Confusion, pleasure, disbelief. That was my initial reaction to Post Grotesk, Josh Finklea’s design which, to my mind at least, seemed at once to have always existed, and yet still come with something new.
The guiding principle behind the Neo-Grotesk genre — so far as I’ve been able to follow it — is a careful study of the virtues of the Grotesk letter itself, not including further developments that span additional genres, but rather focusing in on those features peculiar to the Grotesk and incorporating them into one’s own contemporary design.
I can only imagine that work on Post Grotesk began with a long, serious look at Berthold’s Akzidenz-Grotesk. The face seems to also benefit from much of the airiness and eccentricities of say, Monotype Grotesque, with all its inherent playfulness, while also outwardly displaying a serious bite. In the final design, almost all overt signs of danger have been polished away, the jagged teeth of the cap ‘C’ filed down, leaving only furtive looks here and there, and the occasional oddly-cut terminal angle such as on the bar of the ‘4’ or ampersand out stroke, declaring, as it were, “I am what I am.”
The face’s relaxed fit, generous x-height, and linear forms go a long way toward establishing an inviting texture. Added interplay between curves of varying tension keeps the page from going too cold. Note, for example, the squareness of the lowercase ‘o’ versus the roundness of the ‘b’. Other details, such as the relatively intricate set of commas, quote marks, and apostrophes, thoughtful use of ligature features to substitute efficient, non-ligating forms, a set of stylistic alternates offering a substantially different feel and function, and its range of weights add to the face’s versatility. So ultimately, yes, I’m very pleased with it; I’m glad to see this kind of careful work within a genre and happy to add it to my favorites.
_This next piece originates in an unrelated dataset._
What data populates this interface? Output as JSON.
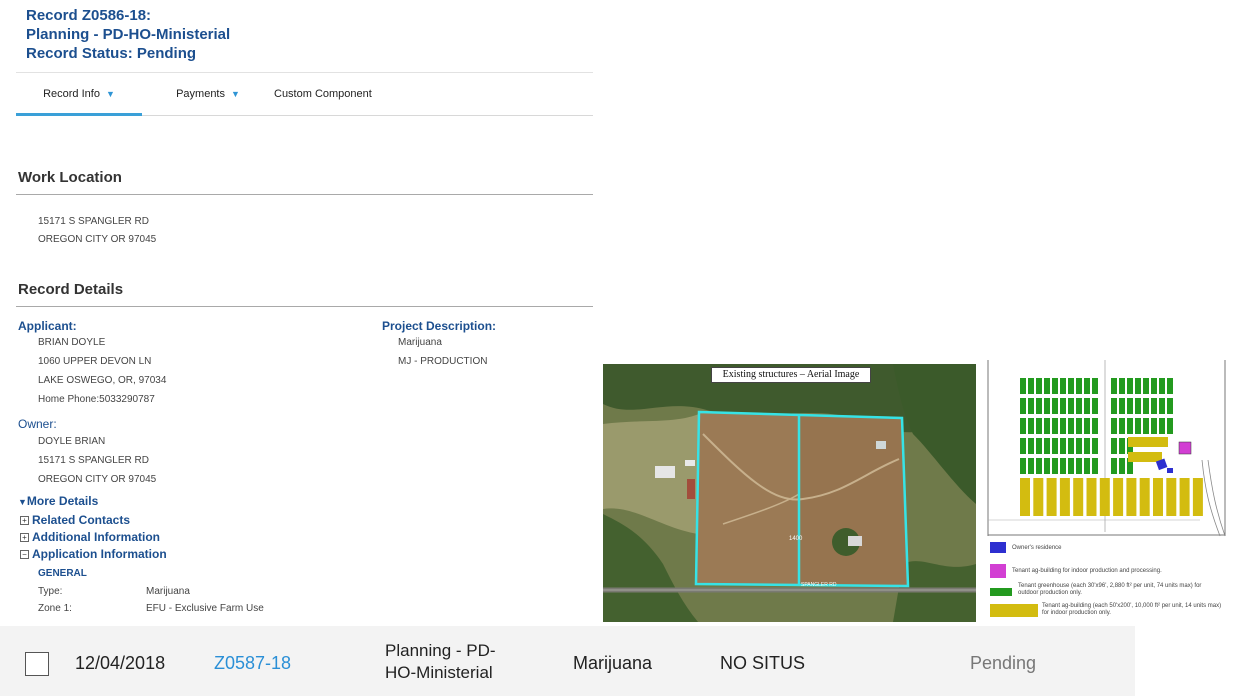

David Sudweeks is a letterer and type designer. He writes about design and works as Type Director at FontShop San Francisco.